Remote teaching was hard.
Hard on me, and hard on my home.
What I call my office is really just a beat-up IKEA desk crammed in the corner of our living room with a second-hand office chair and a tiny filing cabinet. I splurged in 2020 and bought myself a monitor and a laptop stand so I could better see my students and their work. My keyboard is a Christmas gift from my father. The rest is just what I could put together to make it work. I did (and still do) a lot with a little. All together I taught from home for the better part of a year and what was already rough-and-tumble furniture took a few more hits.
I’m totally fine with the nicks and dings. There is something to be said for hanging onto our belongings in this disposable day and age. My parents didn’t raise me to be wasteful and I’m trying to teach my daughter the same values.
Now though, my desk drawer regularly ejects items out the back and my chair is coming apart at every seam. Duck tape only took me so far.
I think it’s almost time to level up. Something just for me.
Okay, so I could actually use a new desk. A chair is probably a good idea, too.
But which ones? I’ve made a Pinterest board with ideas. An office all to myself is much further down the road but imagining the possibilities has been lots of fun. Dreaming of what will be (see, positive thinking!) helps me keep my eye on the prize. I can already tell I like darker woods, rich blues, and lots of plants. Major library vibes.
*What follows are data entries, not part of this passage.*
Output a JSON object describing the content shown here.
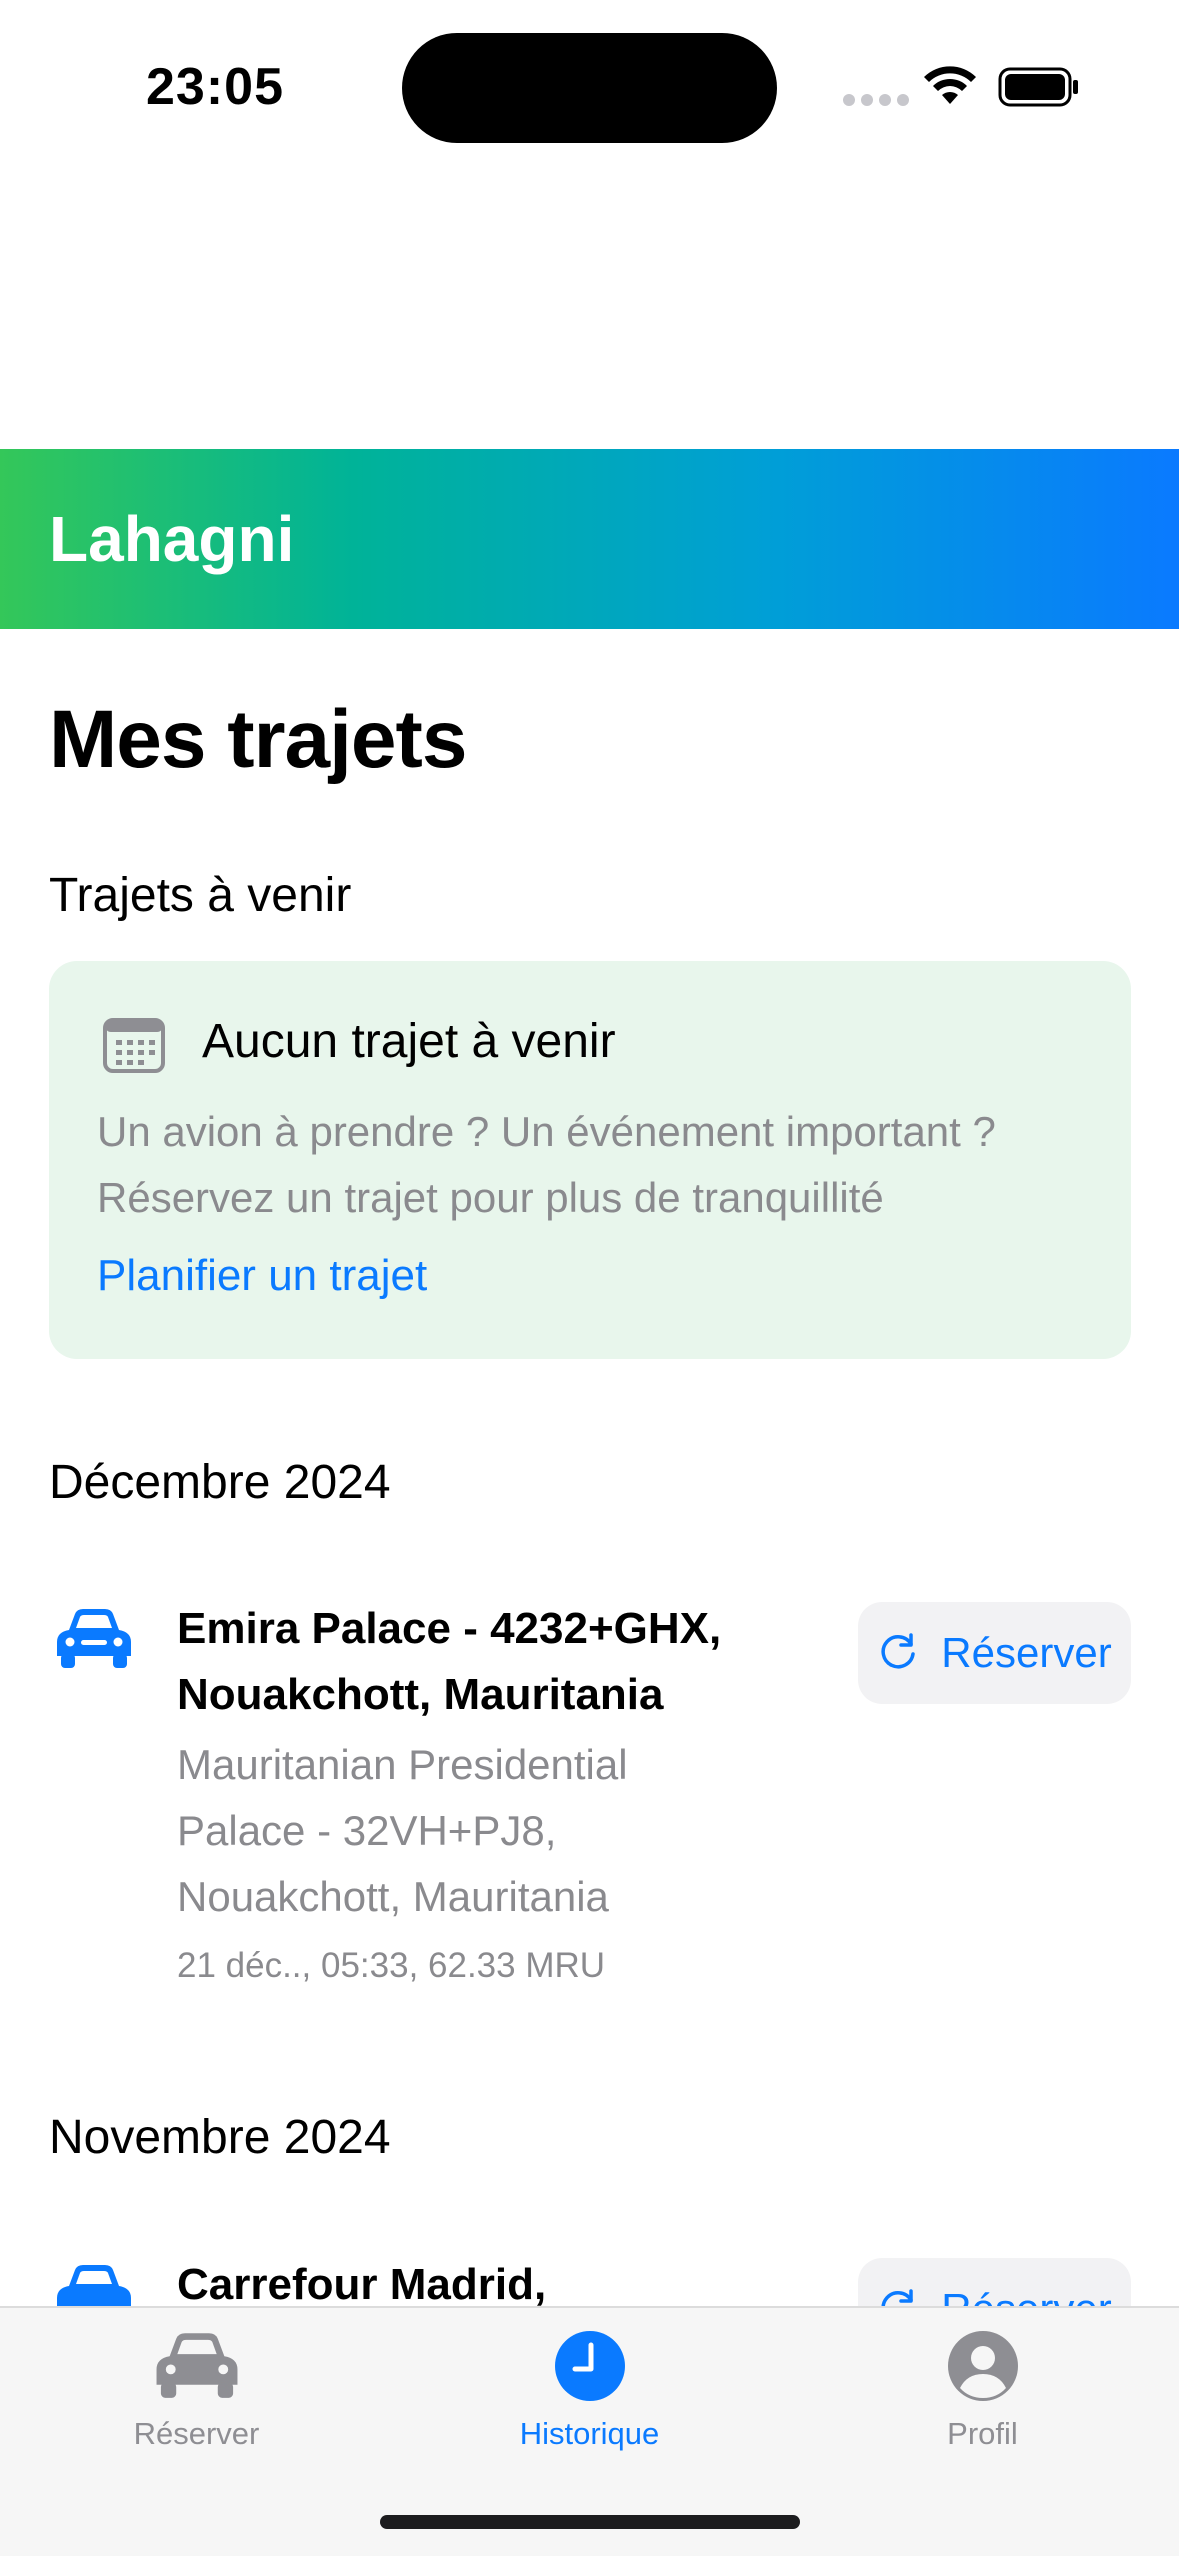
{
  "status_bar": {
    "time": "23:05"
  },
  "brand": {
    "name": "Lahagni"
  },
  "page": {
    "title": "Mes trajets"
  },
  "upcoming": {
    "heading": "Trajets à venir",
    "empty_title": "Aucun trajet à venir",
    "empty_description": "Un avion à prendre ? Un événement important ? Réservez un trajet pour plus de tranquillité",
    "plan_link": "Planifier un trajet"
  },
  "history": [
    {
      "month": "Décembre 2024",
      "trips": [
        {
          "origin": "Emira Palace - 4232+GHX, Nouakchott, Mauritania",
          "destination": "Mauritanian Presidential Palace - 32VH+PJ8, Nouakchott, Mauritania",
          "meta": "21 déc.., 05:33, 62.33 MRU",
          "rebook_label": "Réserver"
        }
      ]
    },
    {
      "month": "Novembre 2024",
      "trips": [
        {
          "origin": "Carrefour Madrid,",
          "rebook_label": "Réserver"
        }
      ]
    }
  ],
  "tab_bar": {
    "items": [
      {
        "label": "Réserver",
        "icon": "car-icon",
        "active": false
      },
      {
        "label": "Historique",
        "icon": "clock-icon",
        "active": true
      },
      {
        "label": "Profil",
        "icon": "person-icon",
        "active": false
      }
    ]
  },
  "colors": {
    "accent": "#0a7aff",
    "gradient_start": "#34c759",
    "gradient_end": "#0a7aff",
    "card_background": "#e8f6ec",
    "secondary_text": "#8a8a8e"
  }
}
As I narrow down what I’d like, each month I’m going to carve out a small amount of royalties for an office sinking fund. My goal is to purchase a new desk by Christmas and a new chair within the year. I’ll track my progress and keep you posted!